20151115 - Does HTTPS servers know the time?¶
I started a very crude script last week, and it has been chugging along I did things and then went down with a flu-like infection for a couple of days.
In total it tried 10611 random IP numbers over a week.
The vast majority, 7863, just didn’t reply with any packets, likely because of firewalls.
Another 2035 had no routing at all, which is interesting: 20% of IPv4 numbers are not in routing tables, months after we ran out of IPv4 ?
Another 478 refused connection to port 443.
One hundred and three of those were bogus, because I misread the jot(1) manual page and IPv4 numbers cannot have “256” in them.
That leaves us with 132 that actually did reply at the TCP level.
Of these 28 did not talk SSL/TLS on port 443, which shows that it is quite common to put other services on this port because you can generally get it out of firewalls, for instance on hotels etc.
Next up 72 did not speak HTTP on top of SSL/TLS.
That leaves us with 32 to genuine responses.
19 of those provably did not return an up to date UTC timestamp.
Unfortunately I did not save enough debugging output, so I had to try to probe them again to diagnose why:
- Two which were barely outside UTC first time, were inside on second try. Both look like legitimate (semi-)serious servers.
- Two were consumer-market NAS boxes and were 10 and 17 seconds off UTC. (This is not disk-spinup related, they were consistently off.)
- One were consumer-market NAS HW, with non-std firmware and being <1s of UTC.
- Five were < 2 seconds off UTC and stayed there on second try. (3 IIS, 1 Apache, one unknown, but probably some UNIX, good certs)
- One apache with self-signed cert were 2.1 seconds off UTC.
- One were Apache, had an expired cert and a clock 64 seconds off. (The cert looks like a bot-net cert for SEO activities.)
- One IIS servers were 5 seconds off UTC with an expired cert.
- Two IIS servers had clocks 14 and 2733 seconds off UTC, with unofficial but not self-signed certs.
- Four hosts could not be reached on second tru (1, 55, 503 and hundred million seconds off UTC).
None of that should surprise anybody.
Here are the timekeeping results from 15 hosts from the reprobe:
The Y-axis is time difference from UTC.
The X-axis are the sequential probes.
The plot shows the possible interval inside which the remote servers clock lies.
A number of things stand out:
We should not expect to get more than 3 transactions through before the other side drops the connection.
That’s perfectly fair IMO, and perfectly usable.
More exchanges generally do improve things, but not nearly as much as the first three, which generally manage to cut the interval in half.

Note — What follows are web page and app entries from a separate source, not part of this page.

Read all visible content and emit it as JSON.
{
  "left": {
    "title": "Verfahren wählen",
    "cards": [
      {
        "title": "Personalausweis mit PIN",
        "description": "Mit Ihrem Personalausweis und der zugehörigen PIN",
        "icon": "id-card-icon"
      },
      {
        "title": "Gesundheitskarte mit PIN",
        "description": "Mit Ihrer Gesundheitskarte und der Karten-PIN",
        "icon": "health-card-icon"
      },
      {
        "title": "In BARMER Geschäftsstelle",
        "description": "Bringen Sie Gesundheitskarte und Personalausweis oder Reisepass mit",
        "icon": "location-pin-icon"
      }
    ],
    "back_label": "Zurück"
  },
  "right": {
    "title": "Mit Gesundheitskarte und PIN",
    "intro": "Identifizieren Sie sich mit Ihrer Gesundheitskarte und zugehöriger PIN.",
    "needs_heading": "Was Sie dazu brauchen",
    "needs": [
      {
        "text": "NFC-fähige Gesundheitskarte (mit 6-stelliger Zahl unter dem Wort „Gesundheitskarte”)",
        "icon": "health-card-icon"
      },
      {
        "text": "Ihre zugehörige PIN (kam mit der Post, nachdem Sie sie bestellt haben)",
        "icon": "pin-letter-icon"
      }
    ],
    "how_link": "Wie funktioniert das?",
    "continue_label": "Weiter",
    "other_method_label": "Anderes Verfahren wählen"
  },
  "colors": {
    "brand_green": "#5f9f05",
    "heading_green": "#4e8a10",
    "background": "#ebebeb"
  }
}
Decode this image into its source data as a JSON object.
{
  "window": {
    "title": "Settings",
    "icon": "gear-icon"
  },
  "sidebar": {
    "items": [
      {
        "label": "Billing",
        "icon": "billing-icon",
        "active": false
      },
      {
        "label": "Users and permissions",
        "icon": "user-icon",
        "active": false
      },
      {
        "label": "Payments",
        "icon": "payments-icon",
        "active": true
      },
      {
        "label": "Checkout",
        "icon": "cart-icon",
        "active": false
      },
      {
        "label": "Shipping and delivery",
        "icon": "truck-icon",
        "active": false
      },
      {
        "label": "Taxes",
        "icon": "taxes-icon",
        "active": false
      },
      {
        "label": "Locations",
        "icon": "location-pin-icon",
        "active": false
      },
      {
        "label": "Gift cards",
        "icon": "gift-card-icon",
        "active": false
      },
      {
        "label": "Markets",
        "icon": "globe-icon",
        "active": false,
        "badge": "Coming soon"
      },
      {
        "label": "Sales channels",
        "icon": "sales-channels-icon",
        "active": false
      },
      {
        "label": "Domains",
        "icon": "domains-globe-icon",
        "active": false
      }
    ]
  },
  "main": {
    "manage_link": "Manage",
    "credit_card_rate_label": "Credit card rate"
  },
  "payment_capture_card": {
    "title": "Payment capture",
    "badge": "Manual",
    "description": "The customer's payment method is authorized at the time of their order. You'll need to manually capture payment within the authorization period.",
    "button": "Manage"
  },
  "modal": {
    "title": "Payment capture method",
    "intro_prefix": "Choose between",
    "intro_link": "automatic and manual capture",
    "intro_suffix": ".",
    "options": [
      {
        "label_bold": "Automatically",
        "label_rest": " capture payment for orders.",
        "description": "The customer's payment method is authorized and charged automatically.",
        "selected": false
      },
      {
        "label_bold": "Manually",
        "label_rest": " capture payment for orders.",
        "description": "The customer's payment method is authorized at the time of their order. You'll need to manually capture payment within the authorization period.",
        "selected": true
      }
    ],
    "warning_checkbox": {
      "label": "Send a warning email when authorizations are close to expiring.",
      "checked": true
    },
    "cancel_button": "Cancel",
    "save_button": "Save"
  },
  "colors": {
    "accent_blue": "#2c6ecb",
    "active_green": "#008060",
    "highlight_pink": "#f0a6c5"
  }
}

This is where the RTT comes into the picture.
At least one server is precisely a second wrong.
I can’t help wondering if it has still not caught up with the most recent leap-second?
Four servers are some fraction of a second wrong.
The benign explanation is that they run Windows or synchronize from an uncalibrated NTP server (For instance the DCF77 S1 NTP servers seldom calibrate the sizeable radio propagation and receiver LP filter delays out).
But it might also sink the whole idea: If these servers use HTTP caching, the “Date:” header may (or may not) be cached and therefore useless for timekeeping.
One way to circumvent that is to trigger an error message rather than a “legitimate” HTTP response, but the downside to that is that a lot of HTTP(S) servers close after errors.
But so far I don’t think it invalidates my idea, at most it teaches us that if you pull time from random servers on the net, you probably get random time.
But we knew that already, didn’t we ?
What is absolutely clear is that an organisation would be able to put up a trivial dedicated HTTPS server, focus on getting time on it right, and clients spread out over the net can use it to validate their NTP (or otherwise!) derived timekeeping to well within a second.
That seems like an improvement to me.